§ **Record set**

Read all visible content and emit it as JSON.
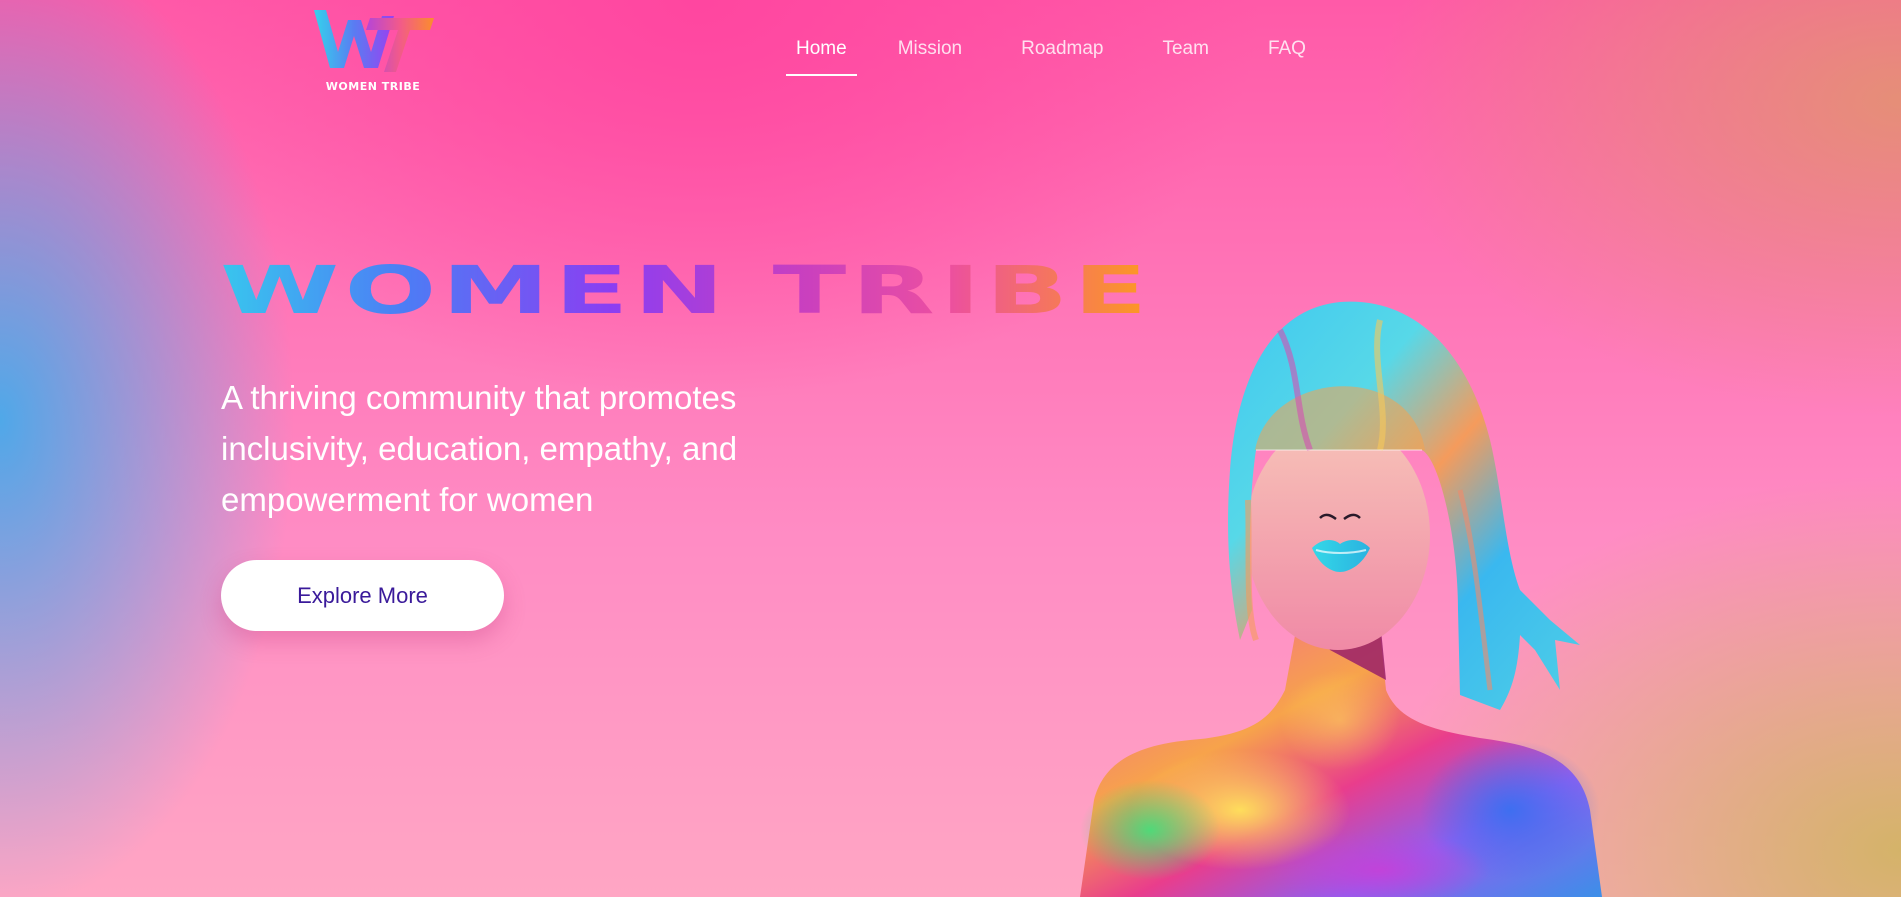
{
  "header": {
    "logo_monogram": "WT",
    "logo_text": "WOMEN TRIBE"
  },
  "nav": {
    "items": [
      {
        "label": "Home",
        "active": true
      },
      {
        "label": "Mission",
        "active": false
      },
      {
        "label": "Roadmap",
        "active": false
      },
      {
        "label": "Team",
        "active": false
      },
      {
        "label": "FAQ",
        "active": false
      }
    ]
  },
  "hero": {
    "title": "WOMEN TRIBE",
    "tagline": "A thriving community that promotes inclusivity, education, empathy, and empowerment for women",
    "cta_label": "Explore More"
  },
  "illustration": {
    "icon": "colorful-woman-portrait-illustration"
  },
  "colors": {
    "background_pink": "#ff5aa8",
    "background_blue_edge": "#46aaeb",
    "background_gold_edge": "#d2b464",
    "title_gradient_start": "#38c6ee",
    "title_gradient_mid": "#8b3ef2",
    "title_gradient_end": "#fd9b1e",
    "cta_text": "#3a1a9a"
  }
}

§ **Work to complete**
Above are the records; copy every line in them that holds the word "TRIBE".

§ **Response**
    "logo_text": "WOMEN TRIBE"
    "title": "WOMEN TRIBE",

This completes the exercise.